→ Work instructions
Copy whichever lines of the data hold the word "ready".

→ Information given
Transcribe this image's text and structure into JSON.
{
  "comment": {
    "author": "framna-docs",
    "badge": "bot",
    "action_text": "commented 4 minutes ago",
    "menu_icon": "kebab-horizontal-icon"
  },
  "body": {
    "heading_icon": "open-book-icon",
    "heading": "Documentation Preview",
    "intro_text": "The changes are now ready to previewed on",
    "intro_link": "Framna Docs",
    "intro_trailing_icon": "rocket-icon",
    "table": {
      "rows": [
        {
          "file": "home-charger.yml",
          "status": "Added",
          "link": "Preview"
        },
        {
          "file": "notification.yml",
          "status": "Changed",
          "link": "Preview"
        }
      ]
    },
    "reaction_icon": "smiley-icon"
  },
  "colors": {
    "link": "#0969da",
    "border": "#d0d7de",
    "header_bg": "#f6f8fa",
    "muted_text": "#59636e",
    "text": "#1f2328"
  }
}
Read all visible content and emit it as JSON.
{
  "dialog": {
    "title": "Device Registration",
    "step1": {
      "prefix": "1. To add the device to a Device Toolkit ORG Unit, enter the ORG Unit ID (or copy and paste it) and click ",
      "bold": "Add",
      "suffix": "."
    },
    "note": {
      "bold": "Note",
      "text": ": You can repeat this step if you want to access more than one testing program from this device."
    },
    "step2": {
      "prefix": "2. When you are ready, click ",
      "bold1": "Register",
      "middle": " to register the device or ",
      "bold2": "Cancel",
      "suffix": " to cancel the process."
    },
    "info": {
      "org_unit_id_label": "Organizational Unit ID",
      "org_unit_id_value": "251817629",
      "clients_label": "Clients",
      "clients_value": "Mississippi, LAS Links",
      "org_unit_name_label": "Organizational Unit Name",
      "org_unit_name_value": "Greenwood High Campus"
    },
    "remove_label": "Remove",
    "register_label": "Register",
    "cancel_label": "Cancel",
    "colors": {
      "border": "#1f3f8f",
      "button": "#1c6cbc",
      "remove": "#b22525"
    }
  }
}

→ Finished task
    "intro_text": "The changes are now ready to previewed on",
      "prefix": "2. When you are ready, click ",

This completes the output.